Moments after the moving van pulled out of the driveway of his new waterfront home earlier this summer, she appeared at the front door. Tiny, silver-haired and roly-poly, she thrust out a tray of mouth-watering, freshly-made cannolis dusted with sugar. He had to stop himself from snatching one off the plate, he confessed later.
"I comma to say hello," she said in an accent as thick as the day, seventy years ago, that she left the Old Country. "What you eat today? Burger? That's-a no good. I've got meatballs at home. And I wanna you to cut down-a the trees so we can see-a the ocean."
An Italian grandma is a force of nature, irresistible and unstoppable. He cut down the trees that week and earned a seat at the family table for dinners on Sunday. He's gained a few pounds this summer much to the delight of his neighborhood nonna.
Now, Italian Grandma has decided it's time for him to furnish his new home properly. Out went the shabby recliner, the card-table in the dining room and the old mattress on the floor of the master bedroom.

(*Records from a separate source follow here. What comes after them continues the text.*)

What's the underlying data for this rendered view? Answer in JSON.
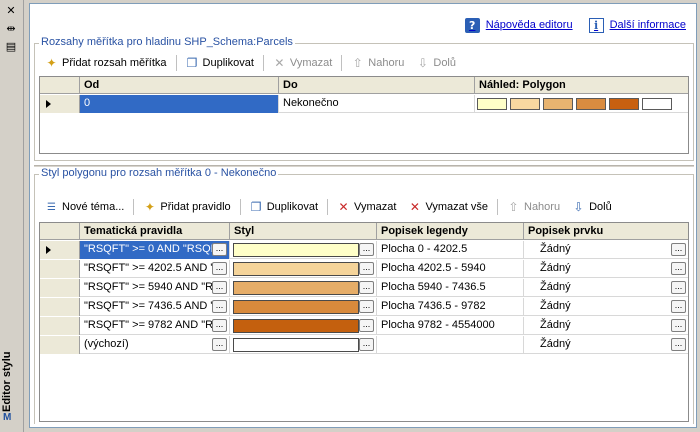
{
  "sidebar": {
    "title": "Editor stylu",
    "logo": "M"
  },
  "help": {
    "editor_help": "Nápověda editoru",
    "more_info": "Další informace"
  },
  "scale_panel": {
    "title": "Rozsahy měřítka pro hladinu SHP_Schema:Parcels",
    "toolbar": {
      "add": "Přidat rozsah měřítka",
      "duplicate": "Duplikovat",
      "delete": "Vymazat",
      "up": "Nahoru",
      "down": "Dolů"
    },
    "columns": [
      "Od",
      "Do",
      "Náhled: Polygon"
    ],
    "rows": [
      {
        "from": "0",
        "to": "Nekonečno",
        "preview": [
          "#ffffc8",
          "#f7d8a0",
          "#e8b470",
          "#d98c40",
          "#c76010",
          "#ffffff"
        ]
      }
    ]
  },
  "style_panel": {
    "title": "Styl polygonu pro rozsah měřítka 0 - Nekonečno",
    "toolbar": {
      "theme": "Nové téma...",
      "add_rule": "Přidat pravidlo",
      "duplicate": "Duplikovat",
      "delete": "Vymazat",
      "delete_all": "Vymazat vše",
      "up": "Nahoru",
      "down": "Dolů"
    },
    "columns": [
      "Tematická pravidla",
      "Styl",
      "Popisek legendy",
      "Popisek prvku"
    ],
    "ellipsis": "...",
    "rows": [
      {
        "rule": "\"RSQFT\" >= 0 AND \"RSQF",
        "color": "#ffffc8",
        "legend": "Plocha 0 - 4202.5",
        "label": "Žádný"
      },
      {
        "rule": "\"RSQFT\" >= 4202.5 AND \"",
        "color": "#f5d49a",
        "legend": "Plocha 4202.5 - 5940",
        "label": "Žádný"
      },
      {
        "rule": "\"RSQFT\" >= 5940 AND \"R",
        "color": "#e6ad68",
        "legend": "Plocha 5940 - 7436.5",
        "label": "Žádný"
      },
      {
        "rule": "\"RSQFT\" >= 7436.5 AND \"",
        "color": "#d88a3c",
        "legend": "Plocha 7436.5 - 9782",
        "label": "Žádný"
      },
      {
        "rule": "\"RSQFT\" >= 9782 AND \"R",
        "color": "#c4600e",
        "legend": "Plocha 9782 - 4554000",
        "label": "Žádný"
      },
      {
        "rule": "(výchozí)",
        "color": "#ffffff",
        "legend": "",
        "label": "Žádný"
      }
    ]
  }
}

Then, she sent him to us at Furniture Consignment Gallery. Nonna, apparently, knows quality. And she knows a bargain when she sees it.
In a whirlwind hour, he found a sectional, a leather chair and a dining room set. (We've got three amazing sets on the showroom floor priced below $1,000.) As he was paying the bill, he was talking about inviting nonna and her husband over to watch a game so he could show off his shopping prowess.
"I wonder what she'd bake?" he mused aloud.
I felt a pang of jealousy - and I could almost taste the cannoli. "Anybody selling on your street?" I asked.